Given entries Start Marker
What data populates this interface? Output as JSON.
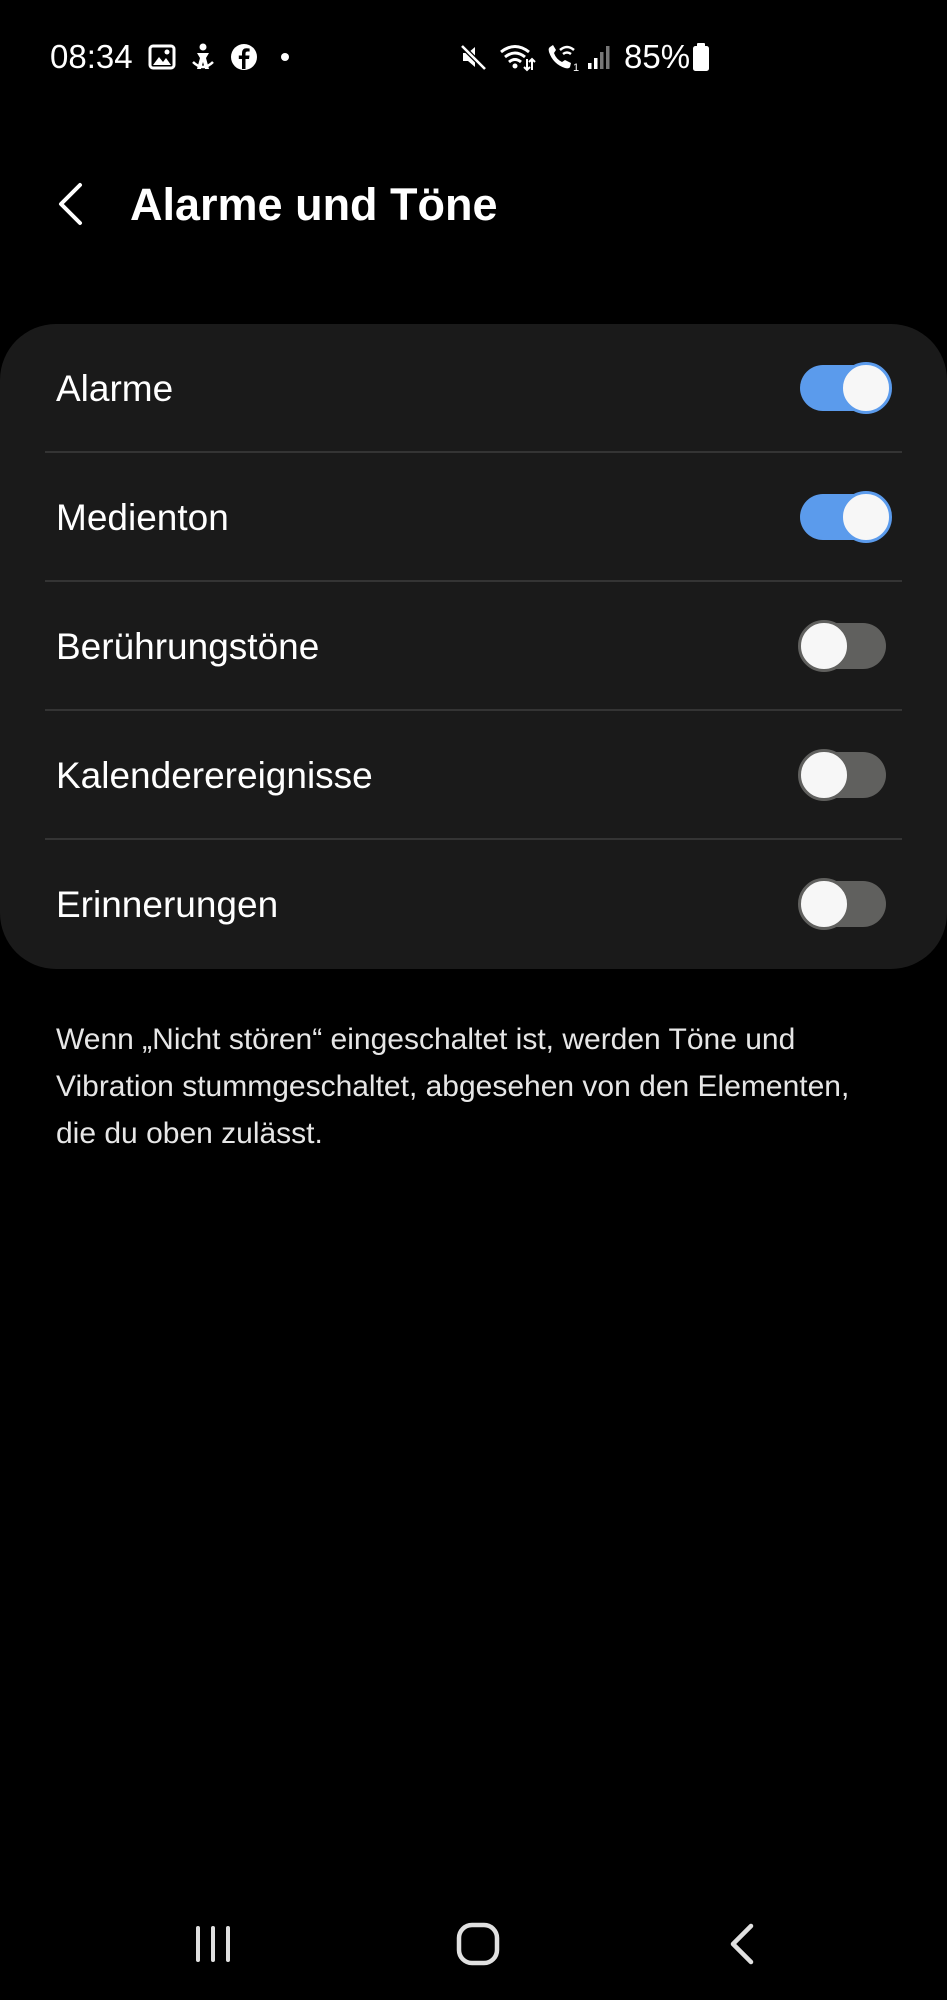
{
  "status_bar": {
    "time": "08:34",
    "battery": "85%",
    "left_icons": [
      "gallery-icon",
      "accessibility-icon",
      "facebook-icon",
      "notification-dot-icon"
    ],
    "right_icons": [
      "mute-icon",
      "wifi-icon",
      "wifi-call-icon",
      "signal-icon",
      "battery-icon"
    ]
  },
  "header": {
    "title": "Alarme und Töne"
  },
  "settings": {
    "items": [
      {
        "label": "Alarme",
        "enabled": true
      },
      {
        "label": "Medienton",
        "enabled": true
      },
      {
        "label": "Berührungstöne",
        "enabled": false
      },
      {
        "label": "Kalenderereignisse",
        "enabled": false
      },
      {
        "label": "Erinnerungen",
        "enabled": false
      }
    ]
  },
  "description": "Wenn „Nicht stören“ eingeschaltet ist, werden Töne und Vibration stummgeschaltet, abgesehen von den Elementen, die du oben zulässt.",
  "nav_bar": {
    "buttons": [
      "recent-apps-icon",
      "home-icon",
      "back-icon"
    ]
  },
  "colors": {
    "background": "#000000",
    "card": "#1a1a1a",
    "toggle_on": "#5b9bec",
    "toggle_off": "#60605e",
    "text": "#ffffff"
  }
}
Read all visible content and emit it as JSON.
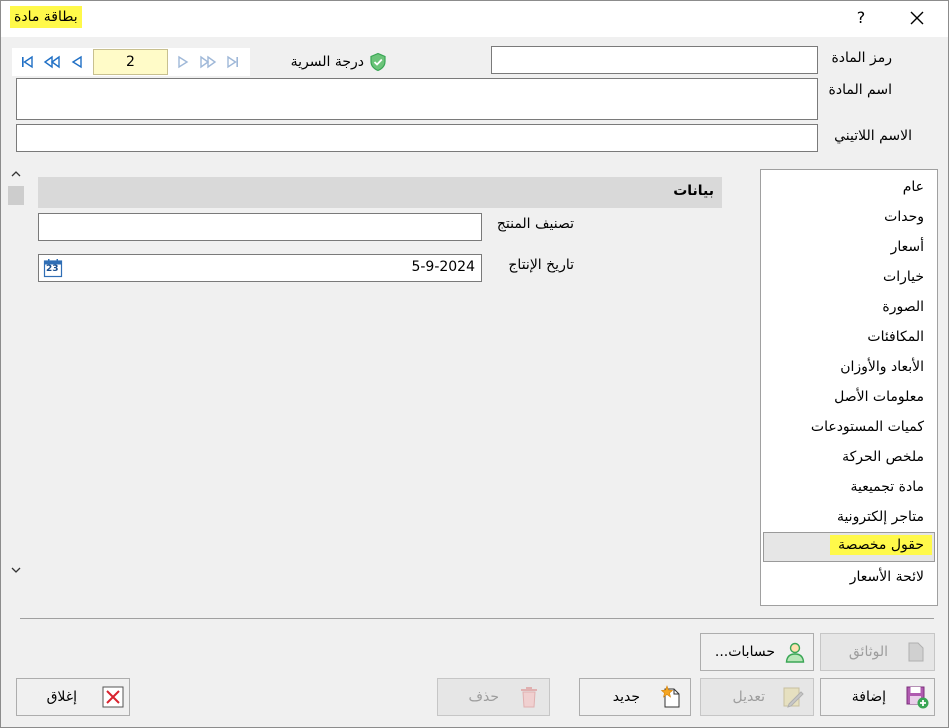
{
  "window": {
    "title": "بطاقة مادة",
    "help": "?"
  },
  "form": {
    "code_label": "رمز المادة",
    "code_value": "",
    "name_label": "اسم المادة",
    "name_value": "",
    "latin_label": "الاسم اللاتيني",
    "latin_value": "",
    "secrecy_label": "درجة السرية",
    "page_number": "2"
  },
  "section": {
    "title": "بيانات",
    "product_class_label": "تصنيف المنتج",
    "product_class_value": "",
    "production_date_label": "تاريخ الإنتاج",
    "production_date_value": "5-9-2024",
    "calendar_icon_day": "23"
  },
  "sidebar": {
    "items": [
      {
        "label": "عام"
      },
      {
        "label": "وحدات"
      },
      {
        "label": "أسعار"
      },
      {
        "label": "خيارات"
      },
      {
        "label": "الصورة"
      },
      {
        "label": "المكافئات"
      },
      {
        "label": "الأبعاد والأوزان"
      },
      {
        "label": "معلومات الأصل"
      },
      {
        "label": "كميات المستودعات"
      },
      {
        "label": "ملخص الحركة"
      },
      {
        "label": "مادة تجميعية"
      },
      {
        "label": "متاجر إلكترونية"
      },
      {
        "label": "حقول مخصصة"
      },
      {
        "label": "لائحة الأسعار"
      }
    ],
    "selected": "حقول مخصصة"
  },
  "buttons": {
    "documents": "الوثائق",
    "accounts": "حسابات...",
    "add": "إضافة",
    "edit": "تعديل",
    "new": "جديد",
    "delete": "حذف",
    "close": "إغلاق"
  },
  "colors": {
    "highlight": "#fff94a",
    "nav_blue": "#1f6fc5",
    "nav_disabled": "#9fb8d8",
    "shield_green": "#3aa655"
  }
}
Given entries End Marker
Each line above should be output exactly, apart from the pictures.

__Exercise result__.
What data populates this interface? Output as JSON.
{
  "status_bar": {
    "time": "08:34",
    "battery": "85%",
    "left_icons": [
      "gallery-icon",
      "accessibility-icon",
      "facebook-icon",
      "notification-dot-icon"
    ],
    "right_icons": [
      "mute-icon",
      "wifi-icon",
      "wifi-call-icon",
      "signal-icon",
      "battery-icon"
    ]
  },
  "header": {
    "title": "Alarme und Töne"
  },
  "settings": {
    "items": [
      {
        "label": "Alarme",
        "enabled": true
      },
      {
        "label": "Medienton",
        "enabled": true
      },
      {
        "label": "Berührungstöne",
        "enabled": false
      },
      {
        "label": "Kalenderereignisse",
        "enabled": false
      },
      {
        "label": "Erinnerungen",
        "enabled": false
      }
    ]
  },
  "description": "Wenn „Nicht stören“ eingeschaltet ist, werden Töne und Vibration stummgeschaltet, abgesehen von den Elementen, die du oben zulässt.",
  "nav_bar": {
    "buttons": [
      "recent-apps-icon",
      "home-icon",
      "back-icon"
    ]
  },
  "colors": {
    "background": "#000000",
    "card": "#1a1a1a",
    "toggle_on": "#5b9bec",
    "toggle_off": "#60605e",
    "text": "#ffffff"
  }
}
Read all visible content and emit it as JSON.
{
  "window": {
    "title": "بطاقة مادة",
    "help": "?"
  },
  "form": {
    "code_label": "رمز المادة",
    "code_value": "",
    "name_label": "اسم المادة",
    "name_value": "",
    "latin_label": "الاسم اللاتيني",
    "latin_value": "",
    "secrecy_label": "درجة السرية",
    "page_number": "2"
  },
  "section": {
    "title": "بيانات",
    "product_class_label": "تصنيف المنتج",
    "product_class_value": "",
    "production_date_label": "تاريخ الإنتاج",
    "production_date_value": "5-9-2024",
    "calendar_icon_day": "23"
  },
  "sidebar": {
    "items": [
      {
        "label": "عام"
      },
      {
        "label": "وحدات"
      },
      {
        "label": "أسعار"
      },
      {
        "label": "خيارات"
      },
      {
        "label": "الصورة"
      },
      {
        "label": "المكافئات"
      },
      {
        "label": "الأبعاد والأوزان"
      },
      {
        "label": "معلومات الأصل"
      },
      {
        "label": "كميات المستودعات"
      },
      {
        "label": "ملخص الحركة"
      },
      {
        "label": "مادة تجميعية"
      },
      {
        "label": "متاجر إلكترونية"
      },
      {
        "label": "حقول مخصصة"
      },
      {
        "label": "لائحة الأسعار"
      }
    ],
    "selected": "حقول مخصصة"
  },
  "buttons": {
    "documents": "الوثائق",
    "accounts": "حسابات...",
    "add": "إضافة",
    "edit": "تعديل",
    "new": "جديد",
    "delete": "حذف",
    "close": "إغلاق"
  },
  "colors": {
    "highlight": "#fff94a",
    "nav_blue": "#1f6fc5",
    "nav_disabled": "#9fb8d8",
    "shield_green": "#3aa655"
  }
}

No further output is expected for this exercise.